------ Extracted material ------

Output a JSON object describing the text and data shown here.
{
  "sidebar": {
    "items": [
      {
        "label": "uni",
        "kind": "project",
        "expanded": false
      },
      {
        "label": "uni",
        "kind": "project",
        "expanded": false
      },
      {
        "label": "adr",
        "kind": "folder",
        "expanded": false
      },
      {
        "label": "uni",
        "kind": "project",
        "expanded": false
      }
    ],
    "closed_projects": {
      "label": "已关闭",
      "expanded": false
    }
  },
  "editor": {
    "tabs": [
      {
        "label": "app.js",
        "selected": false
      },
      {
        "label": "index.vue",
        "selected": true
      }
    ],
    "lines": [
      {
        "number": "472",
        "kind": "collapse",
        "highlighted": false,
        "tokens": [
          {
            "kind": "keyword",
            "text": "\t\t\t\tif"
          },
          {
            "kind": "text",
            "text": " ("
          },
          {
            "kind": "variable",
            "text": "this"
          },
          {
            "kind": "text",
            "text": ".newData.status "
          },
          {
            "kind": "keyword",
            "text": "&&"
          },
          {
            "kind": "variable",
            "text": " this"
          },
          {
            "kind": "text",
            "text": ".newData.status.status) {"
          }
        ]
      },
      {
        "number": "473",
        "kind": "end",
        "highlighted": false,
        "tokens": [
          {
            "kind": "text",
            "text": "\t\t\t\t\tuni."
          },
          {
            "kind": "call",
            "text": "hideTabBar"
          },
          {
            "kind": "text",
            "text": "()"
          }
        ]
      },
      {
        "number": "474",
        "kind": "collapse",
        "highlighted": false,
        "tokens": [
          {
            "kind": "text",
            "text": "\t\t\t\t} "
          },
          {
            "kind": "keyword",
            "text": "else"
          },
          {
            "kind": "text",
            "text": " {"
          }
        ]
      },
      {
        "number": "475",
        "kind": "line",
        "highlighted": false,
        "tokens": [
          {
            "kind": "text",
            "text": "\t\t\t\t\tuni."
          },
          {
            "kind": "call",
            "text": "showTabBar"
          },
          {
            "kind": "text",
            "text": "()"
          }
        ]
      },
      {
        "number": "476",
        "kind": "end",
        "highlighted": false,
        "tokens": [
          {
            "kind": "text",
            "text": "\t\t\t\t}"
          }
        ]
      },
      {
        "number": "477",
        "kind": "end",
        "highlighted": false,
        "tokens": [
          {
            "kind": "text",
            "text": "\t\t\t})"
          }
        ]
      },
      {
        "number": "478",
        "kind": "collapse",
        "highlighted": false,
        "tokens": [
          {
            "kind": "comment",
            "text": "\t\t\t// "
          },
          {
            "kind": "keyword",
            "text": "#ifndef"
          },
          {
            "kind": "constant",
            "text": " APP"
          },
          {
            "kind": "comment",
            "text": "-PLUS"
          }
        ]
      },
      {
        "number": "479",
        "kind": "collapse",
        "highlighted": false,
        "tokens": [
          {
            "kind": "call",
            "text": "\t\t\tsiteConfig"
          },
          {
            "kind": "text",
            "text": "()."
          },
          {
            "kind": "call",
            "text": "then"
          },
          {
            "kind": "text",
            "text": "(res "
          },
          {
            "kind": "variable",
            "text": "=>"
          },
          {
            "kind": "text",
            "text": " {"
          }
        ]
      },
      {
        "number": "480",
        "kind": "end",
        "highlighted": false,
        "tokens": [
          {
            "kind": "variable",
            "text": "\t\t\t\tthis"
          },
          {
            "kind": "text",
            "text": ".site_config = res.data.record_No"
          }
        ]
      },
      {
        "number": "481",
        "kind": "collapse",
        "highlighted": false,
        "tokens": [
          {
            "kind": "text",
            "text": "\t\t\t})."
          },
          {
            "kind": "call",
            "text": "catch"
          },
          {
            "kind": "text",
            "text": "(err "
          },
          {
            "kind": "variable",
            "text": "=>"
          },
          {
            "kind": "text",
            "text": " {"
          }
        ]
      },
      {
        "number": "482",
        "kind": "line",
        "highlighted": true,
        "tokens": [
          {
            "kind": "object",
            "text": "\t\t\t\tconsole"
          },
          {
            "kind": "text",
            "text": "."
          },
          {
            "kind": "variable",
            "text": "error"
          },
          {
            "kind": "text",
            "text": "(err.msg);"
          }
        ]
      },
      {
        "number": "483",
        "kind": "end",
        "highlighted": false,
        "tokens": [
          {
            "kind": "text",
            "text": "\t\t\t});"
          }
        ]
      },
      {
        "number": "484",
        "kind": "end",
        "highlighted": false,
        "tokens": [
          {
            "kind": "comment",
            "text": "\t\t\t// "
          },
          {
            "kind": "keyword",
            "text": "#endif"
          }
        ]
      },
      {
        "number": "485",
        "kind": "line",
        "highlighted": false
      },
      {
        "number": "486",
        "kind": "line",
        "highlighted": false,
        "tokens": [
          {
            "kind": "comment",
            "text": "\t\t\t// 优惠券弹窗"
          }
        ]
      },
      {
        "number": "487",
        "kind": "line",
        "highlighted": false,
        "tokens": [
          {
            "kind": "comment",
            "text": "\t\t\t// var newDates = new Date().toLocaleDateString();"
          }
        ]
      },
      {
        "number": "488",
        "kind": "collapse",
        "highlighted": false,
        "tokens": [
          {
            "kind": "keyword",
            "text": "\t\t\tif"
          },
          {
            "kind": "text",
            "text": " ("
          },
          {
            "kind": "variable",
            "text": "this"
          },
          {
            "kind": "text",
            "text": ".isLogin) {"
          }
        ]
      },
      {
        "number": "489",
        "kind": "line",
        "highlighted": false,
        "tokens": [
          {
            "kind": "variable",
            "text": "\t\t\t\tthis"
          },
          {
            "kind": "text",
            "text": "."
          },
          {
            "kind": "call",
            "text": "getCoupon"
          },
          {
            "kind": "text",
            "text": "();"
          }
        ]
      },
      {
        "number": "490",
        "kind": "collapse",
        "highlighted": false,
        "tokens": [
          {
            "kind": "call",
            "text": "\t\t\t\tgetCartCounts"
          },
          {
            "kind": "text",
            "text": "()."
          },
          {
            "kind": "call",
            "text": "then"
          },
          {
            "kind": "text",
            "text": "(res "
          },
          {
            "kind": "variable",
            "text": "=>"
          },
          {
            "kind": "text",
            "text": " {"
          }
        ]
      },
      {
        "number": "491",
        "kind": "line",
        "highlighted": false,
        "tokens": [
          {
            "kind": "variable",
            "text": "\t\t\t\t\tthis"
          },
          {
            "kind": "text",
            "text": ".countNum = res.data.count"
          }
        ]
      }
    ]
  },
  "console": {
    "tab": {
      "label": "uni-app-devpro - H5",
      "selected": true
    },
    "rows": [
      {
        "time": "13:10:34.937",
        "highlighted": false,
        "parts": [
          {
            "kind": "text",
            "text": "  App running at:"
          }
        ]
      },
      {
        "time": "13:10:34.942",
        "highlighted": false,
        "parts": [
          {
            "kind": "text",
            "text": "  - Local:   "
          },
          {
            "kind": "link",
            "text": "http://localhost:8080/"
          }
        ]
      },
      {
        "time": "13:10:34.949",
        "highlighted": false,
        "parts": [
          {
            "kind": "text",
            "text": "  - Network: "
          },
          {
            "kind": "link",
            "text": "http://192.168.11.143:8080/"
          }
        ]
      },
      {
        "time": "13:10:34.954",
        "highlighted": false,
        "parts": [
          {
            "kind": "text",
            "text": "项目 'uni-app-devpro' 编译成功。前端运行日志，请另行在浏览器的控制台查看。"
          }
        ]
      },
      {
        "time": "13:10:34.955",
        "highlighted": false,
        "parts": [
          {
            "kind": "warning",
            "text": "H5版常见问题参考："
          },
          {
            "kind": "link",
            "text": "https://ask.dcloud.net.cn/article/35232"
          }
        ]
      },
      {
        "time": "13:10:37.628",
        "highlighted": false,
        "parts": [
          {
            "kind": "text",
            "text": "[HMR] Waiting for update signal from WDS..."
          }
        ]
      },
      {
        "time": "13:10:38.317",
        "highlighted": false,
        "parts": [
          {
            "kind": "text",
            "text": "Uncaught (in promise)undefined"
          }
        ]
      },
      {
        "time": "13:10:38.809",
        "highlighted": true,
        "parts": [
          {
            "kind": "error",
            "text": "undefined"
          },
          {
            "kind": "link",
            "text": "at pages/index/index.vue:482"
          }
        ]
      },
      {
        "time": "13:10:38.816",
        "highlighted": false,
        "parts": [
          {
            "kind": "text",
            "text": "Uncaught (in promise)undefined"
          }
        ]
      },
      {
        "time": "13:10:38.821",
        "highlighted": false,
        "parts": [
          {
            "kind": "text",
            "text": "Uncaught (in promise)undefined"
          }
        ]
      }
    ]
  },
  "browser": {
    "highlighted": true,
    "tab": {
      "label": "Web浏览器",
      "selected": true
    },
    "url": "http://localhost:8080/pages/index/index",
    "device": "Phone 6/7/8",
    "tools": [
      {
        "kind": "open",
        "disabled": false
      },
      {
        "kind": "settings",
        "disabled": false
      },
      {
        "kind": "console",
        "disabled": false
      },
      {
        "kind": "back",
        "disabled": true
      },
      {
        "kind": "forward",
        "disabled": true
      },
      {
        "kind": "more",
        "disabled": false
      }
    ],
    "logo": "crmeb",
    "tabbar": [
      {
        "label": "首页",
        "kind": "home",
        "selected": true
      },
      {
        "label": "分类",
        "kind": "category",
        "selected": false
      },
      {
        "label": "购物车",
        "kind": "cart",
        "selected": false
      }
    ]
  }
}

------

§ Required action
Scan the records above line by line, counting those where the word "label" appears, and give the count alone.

§ Task response
12